four questions about rape during a gynecological or obstetrical examination

A third member of Elisabeth Borne’s government targeted by rape charges. An investigation was opened after the filing of two rape complaints against Chrysoula Zacharopoulou, the Secretary of State for Development, La Francophonie and International Partnerships, learned franceinfo Wednesday, June 22, confirming information from Marianne. This gynecologist by profession is criticized by two patients for actions performed without their consent during consultations. Can we talk about rape in this context? How to differentiate good medical practices from those punishable by law? Franceinfo takes stock.

1What is rape during a gynecological examination?

L’article 222-23 of the Penal Code defined as rape “any act of sexual penetration, of whatever nature, or any oral-genital act committed on the person of another or on the person of the perpetrator by violence, coercion, threat or surprise”. Clearly, two elements constitute rape: there must be an act of penetration (vagina, rectum, mouth), and this must have been committed by violence, constraint, threat or surprise.

The problem is therefore not the gynecological examinations themselves., but “acts of sexual penetration, whether performed digitally or with an object, which are not required by the medical protocol in the specific case of the patient, or which are performed without the patient’s consent”, explains to franceinfo Avi Bitton, a criminal lawyer who regularly defends victims of rape and sexual assault. As part of the charges against Chrysoula Zacharopoulou, the two complainants claim that they had not given their consent before the medical examination.

2What practices are authorized during a gynecological consultation?

In October 2021, the National College of French Gynecologists and Obstetricians (CNGOF) drafted a gynecology or obstetrics consultation charter (in PDF) listing a series of good practices. We read, for example, that “the clinical examination is not systematic”and that he “is preceded by an explanation of its objectives and modalities”. If a third party, such as a medical student, is present, the patient must also provide consent. And all “Any medical gesture or clinical examination carried out by the student is also subject to the agreement of the person being examined”. Article L1111-4 of the Public Health Code moreover precise “that no medical act or treatment may be performed without the free and informed consent of the person and this consent may be withdrawn at any time”.

Regarding the authorized gestures, “the exam may include breast palpation, abdominal palpation, a vaginal examination with a glove or finger cot, and the use of medical devices such as than a speculum or an endovaginal probe. In some cases, the use of a digital rectal examination after explanation may be justified”, also provides for the charter. But these practices must soon be clarified. “Clinical practice guidelines are being drafted and should be ready by the end of the year”assures franceinfo the CNGOF.

3How should the gynecologist collect the patient’s consent?

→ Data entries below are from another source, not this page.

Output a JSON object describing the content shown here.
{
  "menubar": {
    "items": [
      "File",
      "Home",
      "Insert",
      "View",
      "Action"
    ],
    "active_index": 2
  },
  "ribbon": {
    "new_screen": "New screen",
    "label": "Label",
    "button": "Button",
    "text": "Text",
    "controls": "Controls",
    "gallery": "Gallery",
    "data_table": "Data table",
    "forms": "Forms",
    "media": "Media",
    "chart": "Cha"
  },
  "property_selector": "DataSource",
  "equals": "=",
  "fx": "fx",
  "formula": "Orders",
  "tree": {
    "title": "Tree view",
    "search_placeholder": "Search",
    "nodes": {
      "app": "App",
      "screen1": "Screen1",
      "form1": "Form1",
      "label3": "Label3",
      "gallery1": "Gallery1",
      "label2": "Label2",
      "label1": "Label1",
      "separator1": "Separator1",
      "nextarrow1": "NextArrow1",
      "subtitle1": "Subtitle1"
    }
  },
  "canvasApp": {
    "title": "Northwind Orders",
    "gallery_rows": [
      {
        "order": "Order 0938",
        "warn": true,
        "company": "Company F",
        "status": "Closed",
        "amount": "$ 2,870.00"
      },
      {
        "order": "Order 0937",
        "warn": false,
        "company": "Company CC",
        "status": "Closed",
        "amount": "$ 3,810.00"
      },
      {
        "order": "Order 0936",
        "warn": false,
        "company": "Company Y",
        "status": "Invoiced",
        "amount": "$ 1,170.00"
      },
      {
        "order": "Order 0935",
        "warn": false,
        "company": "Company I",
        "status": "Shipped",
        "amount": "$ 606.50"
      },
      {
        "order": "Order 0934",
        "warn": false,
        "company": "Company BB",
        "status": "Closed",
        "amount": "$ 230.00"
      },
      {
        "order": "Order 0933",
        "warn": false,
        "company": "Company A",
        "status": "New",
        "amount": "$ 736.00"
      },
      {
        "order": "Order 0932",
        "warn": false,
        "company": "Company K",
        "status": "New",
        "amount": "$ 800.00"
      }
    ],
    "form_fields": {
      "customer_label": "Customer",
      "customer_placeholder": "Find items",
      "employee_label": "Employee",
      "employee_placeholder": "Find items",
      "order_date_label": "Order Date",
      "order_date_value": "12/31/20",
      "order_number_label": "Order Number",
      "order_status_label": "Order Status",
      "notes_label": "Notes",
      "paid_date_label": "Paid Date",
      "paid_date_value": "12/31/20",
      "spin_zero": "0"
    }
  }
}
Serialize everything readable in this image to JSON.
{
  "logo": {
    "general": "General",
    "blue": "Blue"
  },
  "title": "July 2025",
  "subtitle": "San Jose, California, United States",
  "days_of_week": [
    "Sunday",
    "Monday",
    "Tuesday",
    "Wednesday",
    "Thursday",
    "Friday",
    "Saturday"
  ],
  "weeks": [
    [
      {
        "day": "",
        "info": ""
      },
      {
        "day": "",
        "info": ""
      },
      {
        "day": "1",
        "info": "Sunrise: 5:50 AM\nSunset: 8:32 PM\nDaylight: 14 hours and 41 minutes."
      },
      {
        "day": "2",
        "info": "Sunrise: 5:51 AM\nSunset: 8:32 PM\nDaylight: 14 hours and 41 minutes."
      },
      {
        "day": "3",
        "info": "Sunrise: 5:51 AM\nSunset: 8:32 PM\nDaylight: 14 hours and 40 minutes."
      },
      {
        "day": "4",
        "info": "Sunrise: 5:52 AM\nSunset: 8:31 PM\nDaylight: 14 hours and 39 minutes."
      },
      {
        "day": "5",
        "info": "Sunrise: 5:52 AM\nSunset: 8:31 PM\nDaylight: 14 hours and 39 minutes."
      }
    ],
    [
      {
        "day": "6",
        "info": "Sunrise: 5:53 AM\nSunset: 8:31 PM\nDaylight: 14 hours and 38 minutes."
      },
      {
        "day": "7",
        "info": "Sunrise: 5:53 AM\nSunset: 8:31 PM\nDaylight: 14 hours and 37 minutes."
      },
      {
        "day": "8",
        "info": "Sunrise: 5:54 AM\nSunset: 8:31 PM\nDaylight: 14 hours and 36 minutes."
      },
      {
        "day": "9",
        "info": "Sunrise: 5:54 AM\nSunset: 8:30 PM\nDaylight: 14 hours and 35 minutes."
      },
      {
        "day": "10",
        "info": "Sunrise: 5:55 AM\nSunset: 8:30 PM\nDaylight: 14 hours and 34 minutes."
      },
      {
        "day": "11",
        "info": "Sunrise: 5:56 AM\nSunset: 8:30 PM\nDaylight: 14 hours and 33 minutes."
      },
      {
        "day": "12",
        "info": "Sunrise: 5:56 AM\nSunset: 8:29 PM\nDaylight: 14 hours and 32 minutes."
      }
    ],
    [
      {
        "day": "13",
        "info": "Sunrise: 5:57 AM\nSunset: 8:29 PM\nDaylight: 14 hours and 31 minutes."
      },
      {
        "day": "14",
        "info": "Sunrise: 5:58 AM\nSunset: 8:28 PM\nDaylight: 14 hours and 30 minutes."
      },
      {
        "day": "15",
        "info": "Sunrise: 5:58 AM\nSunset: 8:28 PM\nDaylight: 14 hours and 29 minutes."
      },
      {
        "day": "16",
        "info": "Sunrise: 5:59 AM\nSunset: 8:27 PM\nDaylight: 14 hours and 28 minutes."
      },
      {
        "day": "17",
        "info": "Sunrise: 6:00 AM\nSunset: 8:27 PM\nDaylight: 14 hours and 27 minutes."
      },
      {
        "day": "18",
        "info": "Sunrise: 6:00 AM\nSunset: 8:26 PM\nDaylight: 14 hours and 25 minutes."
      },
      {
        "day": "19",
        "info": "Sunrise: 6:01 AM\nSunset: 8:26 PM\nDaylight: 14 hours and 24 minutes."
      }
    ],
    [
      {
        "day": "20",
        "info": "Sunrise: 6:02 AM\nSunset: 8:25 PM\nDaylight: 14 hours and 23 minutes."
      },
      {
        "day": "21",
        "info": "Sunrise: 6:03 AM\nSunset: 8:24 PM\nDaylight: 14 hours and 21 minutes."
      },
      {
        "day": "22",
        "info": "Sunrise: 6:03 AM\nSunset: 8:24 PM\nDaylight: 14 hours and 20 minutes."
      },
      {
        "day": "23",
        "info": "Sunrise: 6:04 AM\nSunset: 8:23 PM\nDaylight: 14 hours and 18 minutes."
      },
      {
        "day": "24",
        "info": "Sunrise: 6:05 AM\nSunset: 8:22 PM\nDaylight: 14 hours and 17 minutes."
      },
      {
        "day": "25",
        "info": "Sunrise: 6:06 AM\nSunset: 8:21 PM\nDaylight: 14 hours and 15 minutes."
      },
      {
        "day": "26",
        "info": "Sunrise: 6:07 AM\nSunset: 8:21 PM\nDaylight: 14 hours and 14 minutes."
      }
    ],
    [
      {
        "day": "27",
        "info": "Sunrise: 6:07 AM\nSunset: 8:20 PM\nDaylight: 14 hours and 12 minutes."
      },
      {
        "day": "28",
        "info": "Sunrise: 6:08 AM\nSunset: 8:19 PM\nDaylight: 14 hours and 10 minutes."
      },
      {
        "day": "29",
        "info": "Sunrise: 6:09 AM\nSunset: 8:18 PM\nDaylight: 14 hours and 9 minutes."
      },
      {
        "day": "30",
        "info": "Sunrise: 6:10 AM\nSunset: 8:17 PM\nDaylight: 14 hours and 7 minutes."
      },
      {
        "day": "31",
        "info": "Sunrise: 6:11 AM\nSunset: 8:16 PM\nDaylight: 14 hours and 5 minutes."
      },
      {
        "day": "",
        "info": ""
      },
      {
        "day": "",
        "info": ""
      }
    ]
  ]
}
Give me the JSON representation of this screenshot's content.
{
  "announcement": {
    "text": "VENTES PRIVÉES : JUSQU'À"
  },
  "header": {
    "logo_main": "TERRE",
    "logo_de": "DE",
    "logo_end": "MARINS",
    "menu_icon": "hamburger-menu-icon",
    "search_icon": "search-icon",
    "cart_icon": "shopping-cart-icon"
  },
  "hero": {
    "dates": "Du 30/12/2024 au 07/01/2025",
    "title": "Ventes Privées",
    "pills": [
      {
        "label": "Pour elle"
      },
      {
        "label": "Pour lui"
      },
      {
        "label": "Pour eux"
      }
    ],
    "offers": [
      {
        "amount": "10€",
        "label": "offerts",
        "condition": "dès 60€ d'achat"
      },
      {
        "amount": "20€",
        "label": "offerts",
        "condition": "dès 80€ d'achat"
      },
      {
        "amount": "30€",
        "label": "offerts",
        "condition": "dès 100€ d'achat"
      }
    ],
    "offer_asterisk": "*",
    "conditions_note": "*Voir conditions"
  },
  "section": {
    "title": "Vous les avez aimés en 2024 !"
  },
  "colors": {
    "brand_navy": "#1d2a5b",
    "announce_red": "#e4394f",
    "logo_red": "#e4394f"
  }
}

The CNGOF good practice charter specifies that the consultation in gynecology or obstetrics “is not a consultation like the others since it affects the privacy of patients” and “the woman’s oral agreement is obtained before any clinical examination.” Otherwise, “the examination must be able to be interrupted as soon as the patient expresses the will”.

But this practice could change. “The problematic point in rape cases is the existence of proof of consent, because we are in word against word”notes criminal lawyer Avi Bitton. Among the possible changes, the latter notes that the signature, by the patient, of a written form of consent to the medical examination, as is customary for other types of acts, would make it possible to formalize the collection of the consent of the examined patient.

4Had other women already denounced similar facts?

Yes. In 2014, many women spoke on social networks to denounce the gynecological violence of which they considered themselves victims with the hashtag #PayYourUterus. In June 2018, the High Council for Equality between Women and Men published a report on the “sexist acts during gynecological and obstetrical follow-up”noting that 3.4% of complaints filed with the disciplinary bodies of the College of Physicians in 2016 relate to sexual assault and rape committed by doctors.

In recent years, several gynecologists have also received complaints from a large number of patients. Among them is Professor Emile Daraï, specialist in endometriosis and former head of service at Tenon Hospital (AP-HP), with whom Chrysoula Zacharopoulou worked. He has been under investigation since January 3 for rape charges involving at least 25 patients, which he disputes.